Bear Valley Visitor Center Lighting Retrofit:
Due to safety concerns during the installation of new LED lights, sections of the Bear Valley Visitor Center's exhibit area may be closed through the end of July. More »
The Kenneth C. Patrick Visitor Center will be closed on Saturday, July 26.
We are sorry for any inconvenience, but the Kenneth C. Patrick Visitor Center at Drakes Beach will be closed on Saturday, July 26. It will open at 10 am on Sunday, July 27.
Prescribed Fires for Fall of 1998 in Point Reyes National Seashore
Contact: John Dell'Osso, 415-464-5135
Superintendent Don L. Neubacher announced today that Point Reyes National Seashore fire specialists will be conducting a series of prescribed fires this fall. The fires will be throughout different areas of the National Seashore. The main objectives of this fire program are to reduce hazardous fuels and remove non-native vegetation. To complete this prescribed fire program, Point Reyes National Seashore has developed a specialized fire management team.
The prescribed burn is part of a multi-year ongoing effort by the National Park Service to reduce hazardous fuel loads and remove invasive, non-native plants such as scotch broom. Because control of non-native plants has been limited in the past, non-native plants have quickly spread and "crowded out" California native plants. In addition, because fire has been suppressed in the past, heavy fuel loads have increased and need to be systematically reduced over time to reduce fire danger. Some of the prescribed fires planned this fall will reduce the fuels between park lands and adjacent private property.
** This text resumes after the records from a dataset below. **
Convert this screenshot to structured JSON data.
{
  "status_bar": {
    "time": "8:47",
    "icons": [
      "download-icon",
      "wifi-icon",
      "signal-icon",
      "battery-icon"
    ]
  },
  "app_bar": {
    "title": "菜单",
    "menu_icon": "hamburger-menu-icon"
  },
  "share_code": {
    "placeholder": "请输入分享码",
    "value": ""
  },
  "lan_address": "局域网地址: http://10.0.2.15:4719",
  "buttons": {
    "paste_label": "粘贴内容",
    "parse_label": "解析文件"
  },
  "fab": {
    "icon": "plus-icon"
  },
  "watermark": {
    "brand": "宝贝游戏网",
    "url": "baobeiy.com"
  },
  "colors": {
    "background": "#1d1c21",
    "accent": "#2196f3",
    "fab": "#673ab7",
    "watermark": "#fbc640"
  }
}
Burning also provides other ecological benefits such as improved wildlife habitat and an improved environment for native plant species.
The prescribed fires will only be conducted if weather and other conditions are favorable. The fire will be monitored and staffed by National Park Service personnel.
This first scheduled fire of the season is 60 acres and planned for Wednesday and Thursday, September 23rd and 24th at the Limantour area for the removal of non-native Monterey pine.
Did You Know?
Deathcap mushrooms are found throughout the Point Reyes region and are the most poisonous mushrooms in the world. But they're fairly new arrivals here. They invaded the San Francisco Bay Area in the late 1930s, likely brought over on cork trees from Europe for the wine industry. More...